**What is being asked:** How many lines of the data include the string "timecode"? State the number and nothing else.
——————————
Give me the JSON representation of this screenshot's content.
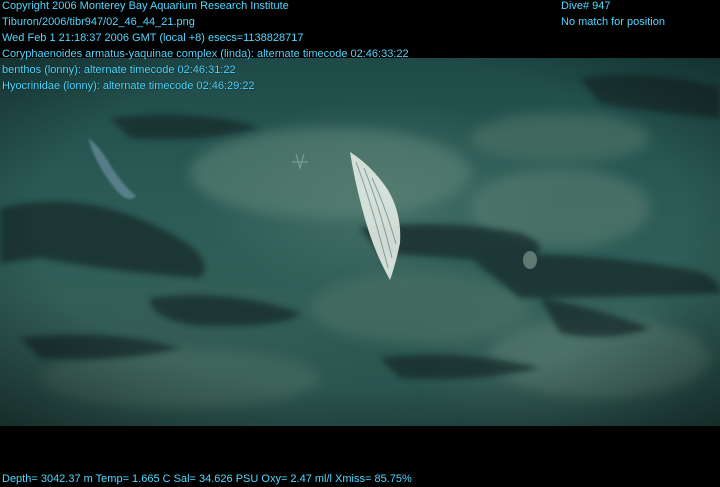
{
  "overlay": {
    "copyright": "Copyright 2006 Monterey Bay Aquarium Research Institute",
    "file_path": "Tiburon/2006/tibr947/02_46_44_21.png",
    "timestamp": "Wed Feb  1 21:18:37 2006 GMT (local +8)  esecs=1138828717",
    "annotation_1": "Coryphaenoides armatus-yaquinae complex (linda): alternate timecode 02:46:33:22",
    "annotation_2": "benthos (lonny): alternate timecode 02:46:31:22",
    "annotation_3": "Hyocrinidae (lonny): alternate timecode 02:46:29:22",
    "dive": "Dive# 947",
    "position_status": "No match for position",
    "sensor_readout": "Depth= 3042.37 m  Temp= 1.665 C  Sal= 34.626 PSU  Oxy= 2.47 ml/l  Xmiss= 85.75%"
  },
  "colors": {
    "overlay_text": "#4fd8ff",
    "letterbox": "#000000",
    "water": "#2b5a55",
    "seafloor_light": "#5a7f73",
    "crinoid": "#e8eee6"
  }
}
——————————
**Result:** 3